(Data shown)

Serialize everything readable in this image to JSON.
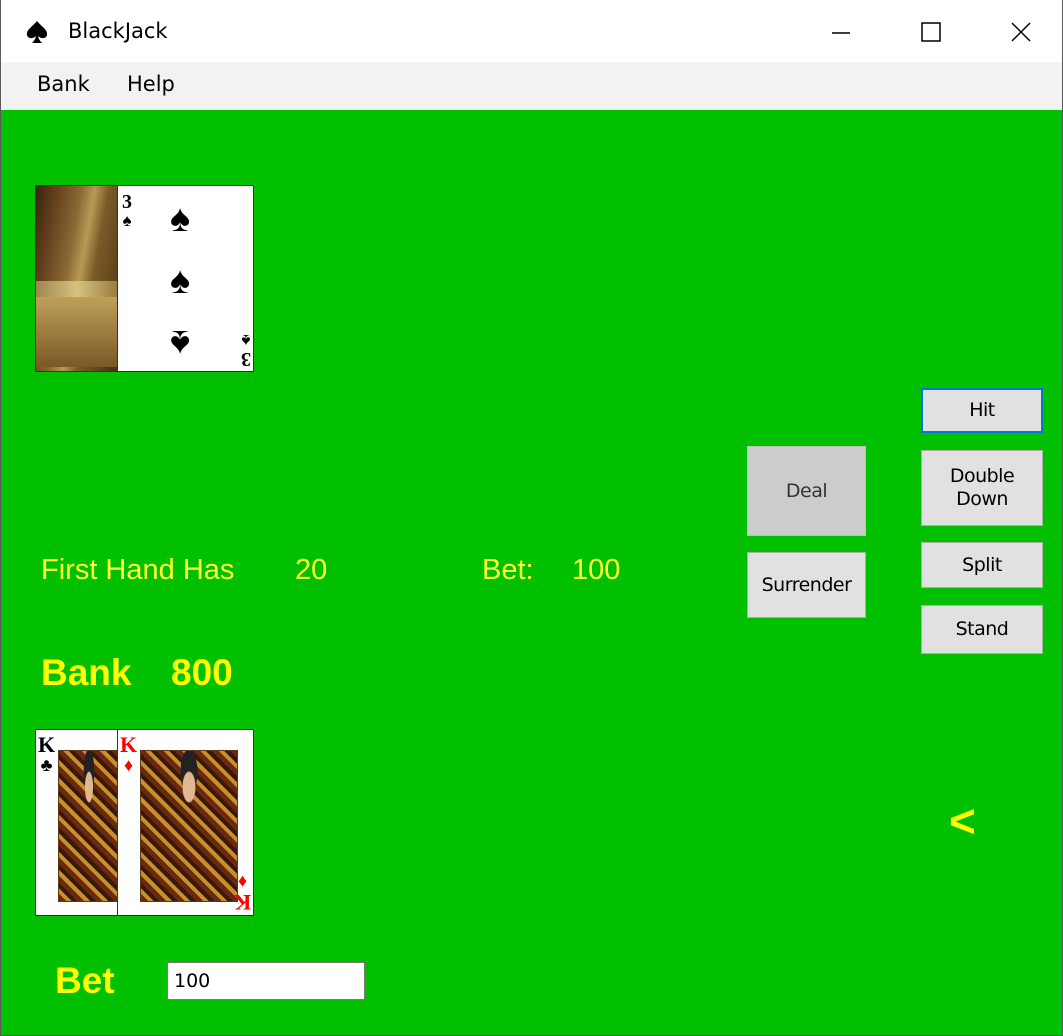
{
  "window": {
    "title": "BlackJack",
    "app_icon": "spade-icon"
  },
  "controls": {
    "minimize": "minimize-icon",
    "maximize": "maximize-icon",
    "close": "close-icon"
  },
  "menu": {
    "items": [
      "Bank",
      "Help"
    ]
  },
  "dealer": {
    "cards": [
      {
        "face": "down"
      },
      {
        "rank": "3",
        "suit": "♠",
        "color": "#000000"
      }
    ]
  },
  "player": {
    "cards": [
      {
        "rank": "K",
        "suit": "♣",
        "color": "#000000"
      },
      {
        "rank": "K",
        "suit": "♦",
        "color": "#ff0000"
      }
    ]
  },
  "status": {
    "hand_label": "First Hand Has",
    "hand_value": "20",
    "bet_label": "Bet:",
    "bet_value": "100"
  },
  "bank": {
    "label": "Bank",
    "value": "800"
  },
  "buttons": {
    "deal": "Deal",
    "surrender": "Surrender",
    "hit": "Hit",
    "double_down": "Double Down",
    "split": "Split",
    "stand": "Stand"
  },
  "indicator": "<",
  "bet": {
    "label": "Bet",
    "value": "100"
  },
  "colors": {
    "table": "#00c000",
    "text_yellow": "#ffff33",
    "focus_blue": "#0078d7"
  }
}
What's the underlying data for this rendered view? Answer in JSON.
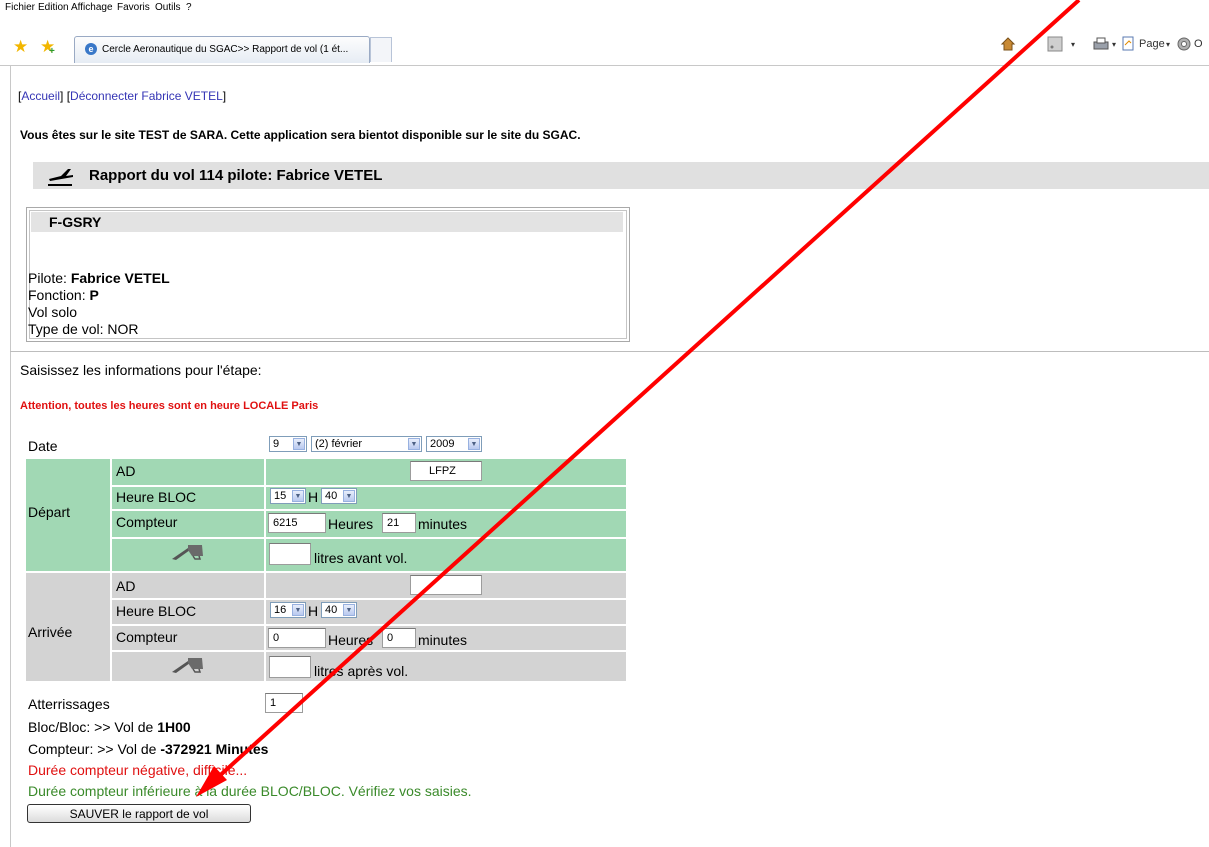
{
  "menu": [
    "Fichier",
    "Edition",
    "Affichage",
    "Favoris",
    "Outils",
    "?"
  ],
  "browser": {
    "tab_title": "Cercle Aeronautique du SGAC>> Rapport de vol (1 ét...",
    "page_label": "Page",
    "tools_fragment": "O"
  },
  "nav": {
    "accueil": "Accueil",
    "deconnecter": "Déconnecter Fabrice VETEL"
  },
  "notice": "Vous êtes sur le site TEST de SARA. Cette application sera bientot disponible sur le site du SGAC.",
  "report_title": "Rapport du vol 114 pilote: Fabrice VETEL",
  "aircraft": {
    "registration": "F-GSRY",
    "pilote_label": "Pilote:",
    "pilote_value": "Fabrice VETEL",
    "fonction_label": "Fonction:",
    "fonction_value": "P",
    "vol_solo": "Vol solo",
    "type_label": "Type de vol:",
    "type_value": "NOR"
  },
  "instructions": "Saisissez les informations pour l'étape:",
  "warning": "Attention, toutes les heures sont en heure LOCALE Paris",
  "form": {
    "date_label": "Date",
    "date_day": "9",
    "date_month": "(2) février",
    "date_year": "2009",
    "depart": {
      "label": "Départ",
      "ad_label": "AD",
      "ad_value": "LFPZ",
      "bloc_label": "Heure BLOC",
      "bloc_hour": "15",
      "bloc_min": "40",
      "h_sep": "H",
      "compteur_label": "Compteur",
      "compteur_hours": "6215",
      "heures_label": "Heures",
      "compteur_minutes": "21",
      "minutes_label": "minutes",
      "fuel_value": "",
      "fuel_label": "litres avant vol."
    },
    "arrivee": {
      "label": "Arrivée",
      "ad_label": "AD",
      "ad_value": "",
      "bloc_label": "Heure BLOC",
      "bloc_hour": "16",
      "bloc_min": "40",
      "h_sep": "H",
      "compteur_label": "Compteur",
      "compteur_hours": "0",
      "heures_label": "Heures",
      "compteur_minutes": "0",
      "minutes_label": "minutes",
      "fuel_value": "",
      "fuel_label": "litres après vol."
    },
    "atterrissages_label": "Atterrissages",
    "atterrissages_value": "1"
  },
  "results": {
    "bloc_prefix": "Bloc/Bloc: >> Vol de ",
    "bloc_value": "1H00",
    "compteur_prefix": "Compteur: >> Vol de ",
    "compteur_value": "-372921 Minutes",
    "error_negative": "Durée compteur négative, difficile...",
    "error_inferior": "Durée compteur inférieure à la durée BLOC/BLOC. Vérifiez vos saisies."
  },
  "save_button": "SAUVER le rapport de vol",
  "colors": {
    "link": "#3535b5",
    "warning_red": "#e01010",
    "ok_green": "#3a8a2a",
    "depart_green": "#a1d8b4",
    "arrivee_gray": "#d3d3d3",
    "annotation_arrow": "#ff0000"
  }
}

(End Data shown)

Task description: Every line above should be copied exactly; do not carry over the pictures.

Problem solution:
Serialize everything readable in this image to JSON.
{
  "window": {
    "title": "BlackJack",
    "app_icon": "spade-icon"
  },
  "controls": {
    "minimize": "minimize-icon",
    "maximize": "maximize-icon",
    "close": "close-icon"
  },
  "menu": {
    "items": [
      "Bank",
      "Help"
    ]
  },
  "dealer": {
    "cards": [
      {
        "face": "down"
      },
      {
        "rank": "3",
        "suit": "♠",
        "color": "#000000"
      }
    ]
  },
  "player": {
    "cards": [
      {
        "rank": "K",
        "suit": "♣",
        "color": "#000000"
      },
      {
        "rank": "K",
        "suit": "♦",
        "color": "#ff0000"
      }
    ]
  },
  "status": {
    "hand_label": "First Hand Has",
    "hand_value": "20",
    "bet_label": "Bet:",
    "bet_value": "100"
  },
  "bank": {
    "label": "Bank",
    "value": "800"
  },
  "buttons": {
    "deal": "Deal",
    "surrender": "Surrender",
    "hit": "Hit",
    "double_down": "Double Down",
    "split": "Split",
    "stand": "Stand"
  },
  "indicator": "<",
  "bet": {
    "label": "Bet",
    "value": "100"
  },
  "colors": {
    "table": "#00c000",
    "text_yellow": "#ffff33",
    "focus_blue": "#0078d7"
  }
}
What's the underlying data for this rendered view? Answer in JSON.
{
  "menu": [
    "Fichier",
    "Edition",
    "Affichage",
    "Favoris",
    "Outils",
    "?"
  ],
  "browser": {
    "tab_title": "Cercle Aeronautique du SGAC>> Rapport de vol (1 ét...",
    "page_label": "Page",
    "tools_fragment": "O"
  },
  "nav": {
    "accueil": "Accueil",
    "deconnecter": "Déconnecter Fabrice VETEL"
  },
  "notice": "Vous êtes sur le site TEST de SARA. Cette application sera bientot disponible sur le site du SGAC.",
  "report_title": "Rapport du vol 114 pilote: Fabrice VETEL",
  "aircraft": {
    "registration": "F-GSRY",
    "pilote_label": "Pilote:",
    "pilote_value": "Fabrice VETEL",
    "fonction_label": "Fonction:",
    "fonction_value": "P",
    "vol_solo": "Vol solo",
    "type_label": "Type de vol:",
    "type_value": "NOR"
  },
  "instructions": "Saisissez les informations pour l'étape:",
  "warning": "Attention, toutes les heures sont en heure LOCALE Paris",
  "form": {
    "date_label": "Date",
    "date_day": "9",
    "date_month": "(2) février",
    "date_year": "2009",
    "depart": {
      "label": "Départ",
      "ad_label": "AD",
      "ad_value": "LFPZ",
      "bloc_label": "Heure BLOC",
      "bloc_hour": "15",
      "bloc_min": "40",
      "h_sep": "H",
      "compteur_label": "Compteur",
      "compteur_hours": "6215",
      "heures_label": "Heures",
      "compteur_minutes": "21",
      "minutes_label": "minutes",
      "fuel_value": "",
      "fuel_label": "litres avant vol."
    },
    "arrivee": {
      "label": "Arrivée",
      "ad_label": "AD",
      "ad_value": "",
      "bloc_label": "Heure BLOC",
      "bloc_hour": "16",
      "bloc_min": "40",
      "h_sep": "H",
      "compteur_label": "Compteur",
      "compteur_hours": "0",
      "heures_label": "Heures",
      "compteur_minutes": "0",
      "minutes_label": "minutes",
      "fuel_value": "",
      "fuel_label": "litres après vol."
    },
    "atterrissages_label": "Atterrissages",
    "atterrissages_value": "1"
  },
  "results": {
    "bloc_prefix": "Bloc/Bloc: >> Vol de ",
    "bloc_value": "1H00",
    "compteur_prefix": "Compteur: >> Vol de ",
    "compteur_value": "-372921 Minutes",
    "error_negative": "Durée compteur négative, difficile...",
    "error_inferior": "Durée compteur inférieure à la durée BLOC/BLOC. Vérifiez vos saisies."
  },
  "save_button": "SAUVER le rapport de vol",
  "colors": {
    "link": "#3535b5",
    "warning_red": "#e01010",
    "ok_green": "#3a8a2a",
    "depart_green": "#a1d8b4",
    "arrivee_gray": "#d3d3d3",
    "annotation_arrow": "#ff0000"
  }
}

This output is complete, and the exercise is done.